Same with Robin’s work. If Robin and his publisher agree, they have the rights to do that but no one who doesn’t hold the copyright on a non-public domain book is permitted to release an audio recording of it, even a free one.

I think that either Toms or Robin’s books would do very well in a sound recording. Some books don’t; for example, a book with many scripture references where the verses themselves aren’t printed out. At any rate, it’s something I’d definitely love to have, but it’s up to the authors and anyone else (publishers) who have some legal right to say what happens with the book.


#12

Any chance on an e version of the book?


#13

Chris, that was my question too. Tom says yes, but it will be a couple of months. His answer is up above my last post (somewhere) :wink:

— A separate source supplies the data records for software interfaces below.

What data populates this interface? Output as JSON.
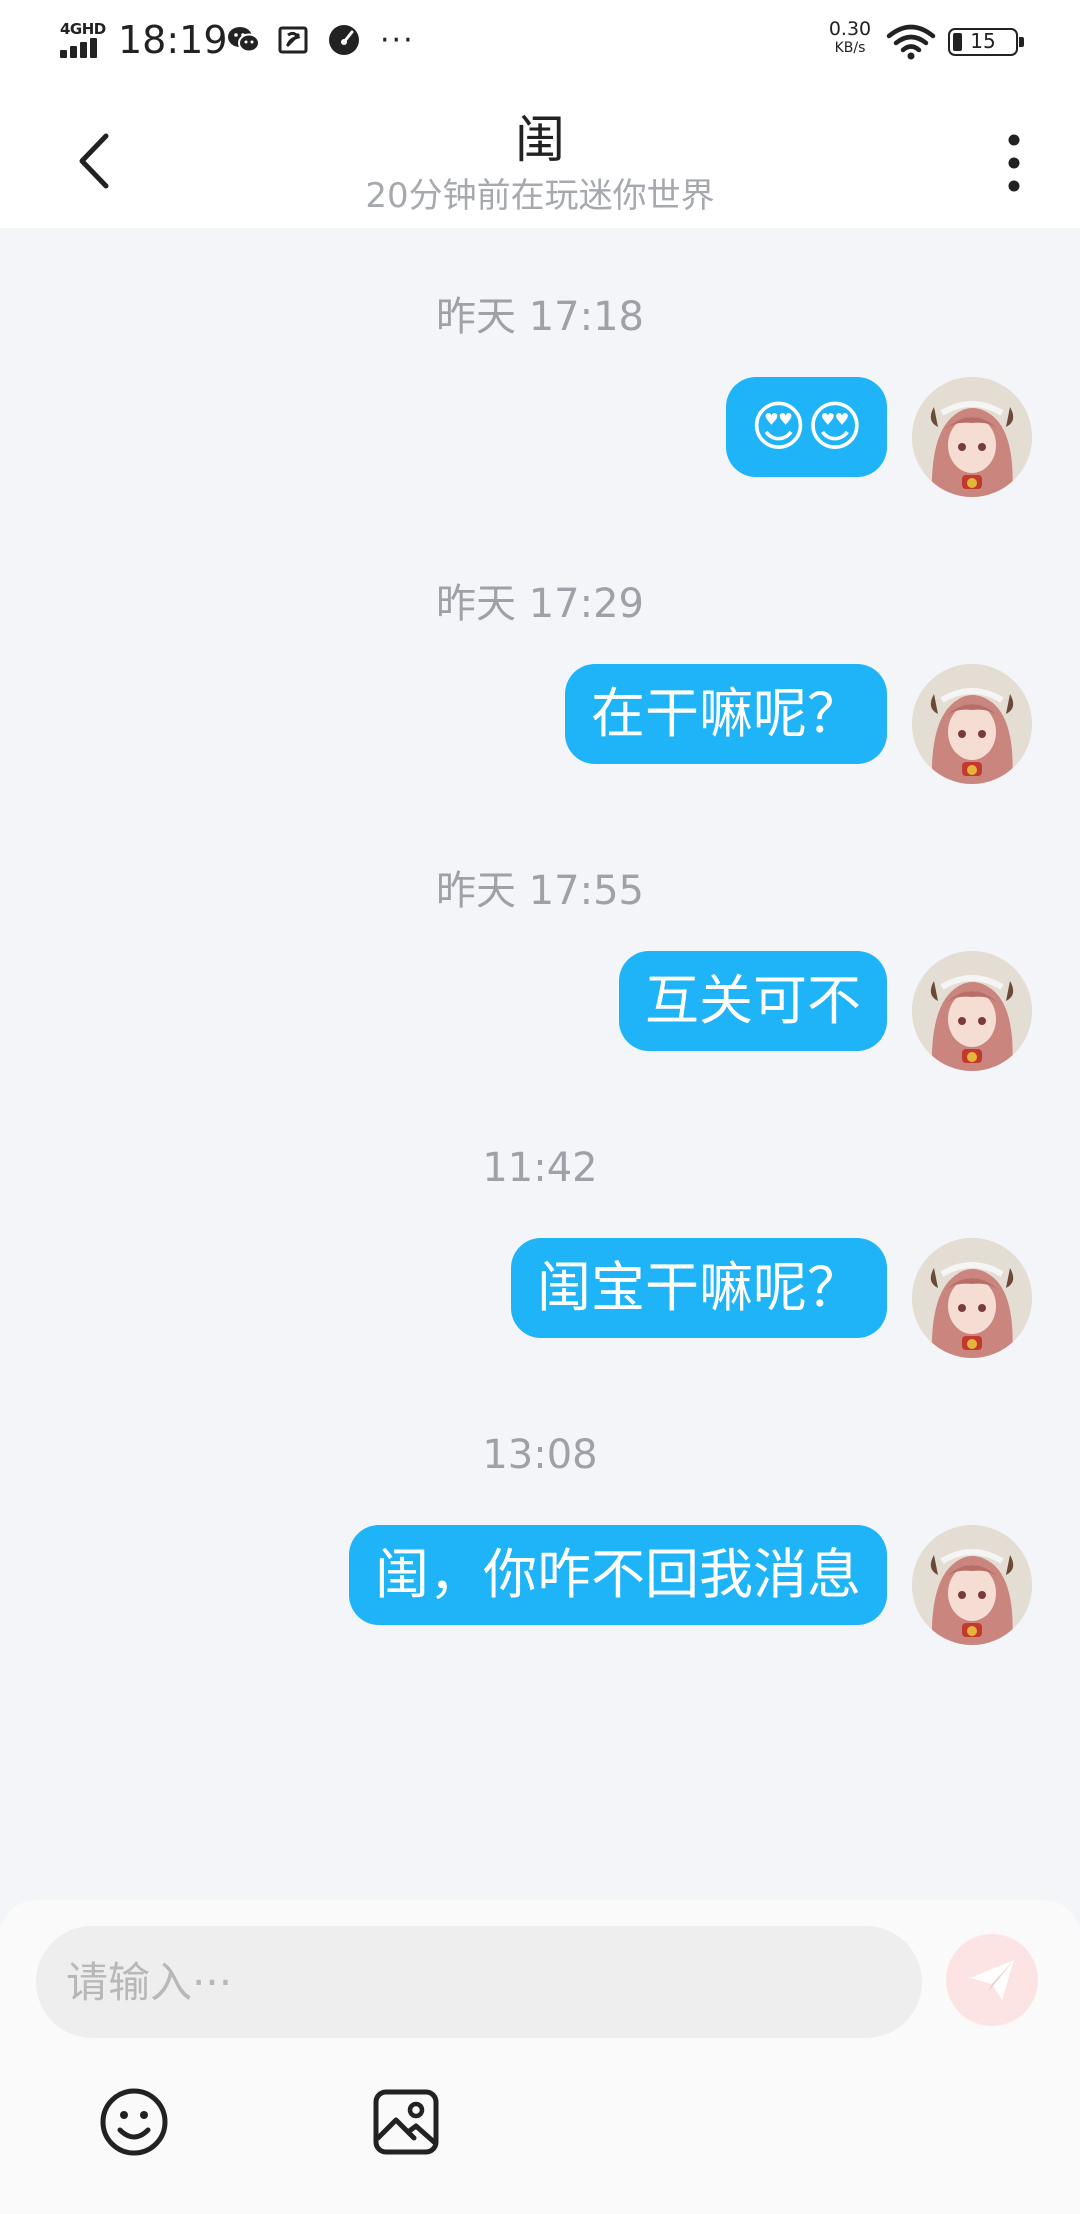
{
  "status_bar": {
    "network": "4GHD",
    "time": "18:19",
    "dots": "···",
    "speed_value": "0.30",
    "speed_unit": "KB/s",
    "battery": "15"
  },
  "header": {
    "title": "闺",
    "subtitle": "20分钟前在玩迷你世界"
  },
  "messages": [
    {
      "time": "昨天 17:18",
      "text": "😍😍",
      "type": "emoji"
    },
    {
      "time": "昨天 17:29",
      "text": "在干嘛呢？",
      "type": "text"
    },
    {
      "time": "昨天 17:55",
      "text": "互关可不",
      "type": "text"
    },
    {
      "time": "11:42",
      "text": "闺宝干嘛呢？",
      "type": "text"
    },
    {
      "time": "13:08",
      "text": "闺，你咋不回我消息",
      "type": "text"
    }
  ],
  "input": {
    "placeholder": "请输入···"
  },
  "colors": {
    "bubble": "#1fb3f7",
    "background": "#f3f5f8",
    "send_button": "#fde4e4"
  },
  "icons": {
    "back": "chevron-left-icon",
    "more": "more-vertical-icon",
    "send": "paper-plane-icon",
    "emoji": "smiley-icon",
    "image": "image-icon"
  }
}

#14

I’m guessing then that the link in the OP which says it’s available in 2 weeks would be the quickest way to get the book? But what about the one that says the book is available immediately but there is no link?

I’m eagerly looking forward to that new chapter Predestination to Glory! Hopefully it will arrive ASAP and I can read it over Christmas break (being in grad school leaves this as the ideal time to read and think about non pharmacy material).


#15

#16

Thanks, I emailed Robin so hopefully he’ll take look when he’s back from the US conferences (ETS & SBL), although I know there’s another very exciting project on the go (I’ll try to find out when it’s going to be public knowledge) :smiley:


#17

Thanks, Alex, for posting that information on the availability of the second edition. As indicated in your post, the book retails for $29.00. Such a relatively high price is the downside of a print on demand method of publishing. The upside is that the book never need go out of print and thus does not have to be a best seller to stay in print. But in any event, I just noticed that Wipf and Stock also offers the book on its web site at a lower web price of $23.50.

Here is the relevant URL, which also offers some additional information about the book including some endorsements:

wipfandstock.com/the-inescapable … f-god.html

Thanks again, Alex.

-Tom


#18

My copy is out for delivery today according to Amazon. Can’t wait. I ordered it only a few days ago, so that was quick. :smiley:


#19

Thanks for posting, Catharine! I didn’t know they even had it in yet – just ordered it – can’t wait! :smiley:


#20

Excited 10 copies of “The Inescapable Love of God” 2nd ed just turned up! Must get them to friends eager for theirs! :smiley: